Coney Island (Twin Sisters Islands)
Aerial view of Coney Island, photo courtesy of the Ohio County Public Library
Aerial view of Coney Island, taken in 1888, photo courtesy of the Ohio County Public Library
Photo of Coney Island pavilion and restaurant, facing W, undated, photo courtesy of Sandra Mauck
Photo of Coney Island pavilion, undated, photo courtesy of Sandra Mauck
Sanborn Map of Coney Island, 1906, courtesy of the Ohio County Public Library
Concept drawing of Wheeling Coney Island Park as it appeared in the Wheeling News-Register, 2 January 1905, courtesy of the Ohio County Public Library
Ribbon, dated 1905, courtesy of Ohio County Public Library
Advertisement for Coney Island in the Wheeling Intelligencer, 10 June 1905, courtesy of the Ohio County Public Library
Coney Island as it appears today, facing W, taken Jan 2017, photo courtesy of Christina Rieth
Backstory and Context
The island is located in Warwood, Wheeling's northern most neighborhood. the neighborhood is named after Henry Warwood, who founded the Warwood Tool Company in 1854 in Martins Ferry. The company was relocated to Warwood in 1907.
As early as 1795, Thomas Glenn is the first known owner of the land; he bequeathed the land to his son, William, sometime before 1795. Farmers initially settled in the region north of Wheeling for its rich, fertile soil.
Farmland in Warwood made way to industrial and residential development at the turn of the century.
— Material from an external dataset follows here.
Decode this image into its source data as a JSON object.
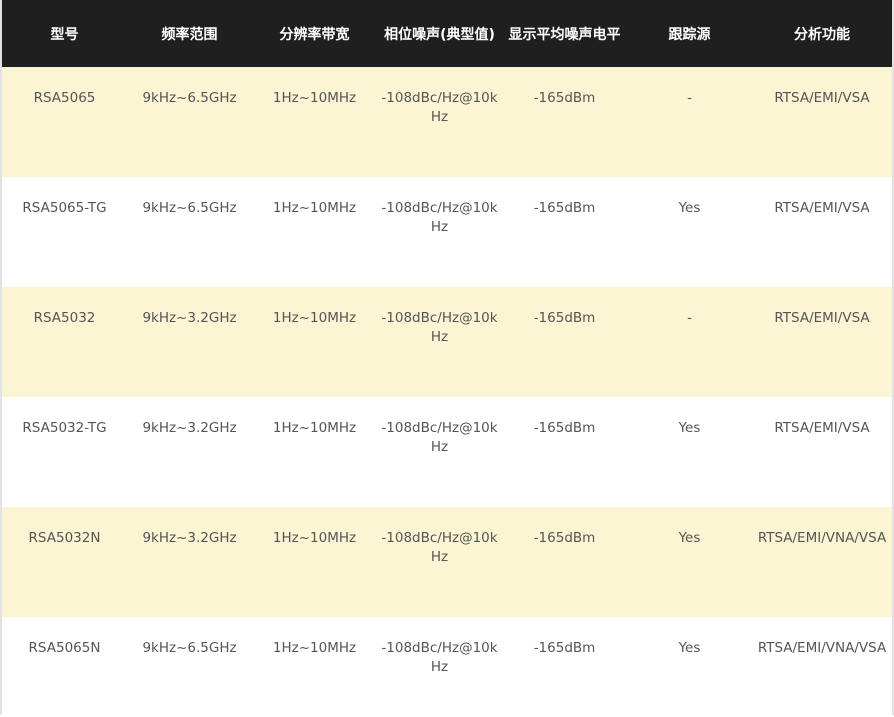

Foreseeing the potential of Warwood’s future, R. J. McCullagh founded the Warwood Land Company in 1903. The company sold the lots at a very low price at the time, starting at $300 each. The land was far less susceptible to floods than other parts of Wheeling, and streetcars ran between Warwood and Wheeling every 15 minutes, which became excellent selling points for prospective residents. Working-class families who came to the area sought employment at the industrial plants and built their residences, businesses, and churches nearby. Coal mines were abundant in Warwood, and an oil boom hit Warwood in 1911.
Warwood became an incorporated community on May 26, 1911, and as part of the “Wheeling Greater Movement”, Wheeling annexed the Warwood neighborhood in 1919.
Hinrichs Bissett, Mabel, & Bertha Cupp Jones. Warwood: a History, 1669-1975. Ernest St. C. Benfield: 1993.
Rieth, Christina. "Warwood: a Walking Tour of its History and Architecture". Wheeling Heritage: 2017.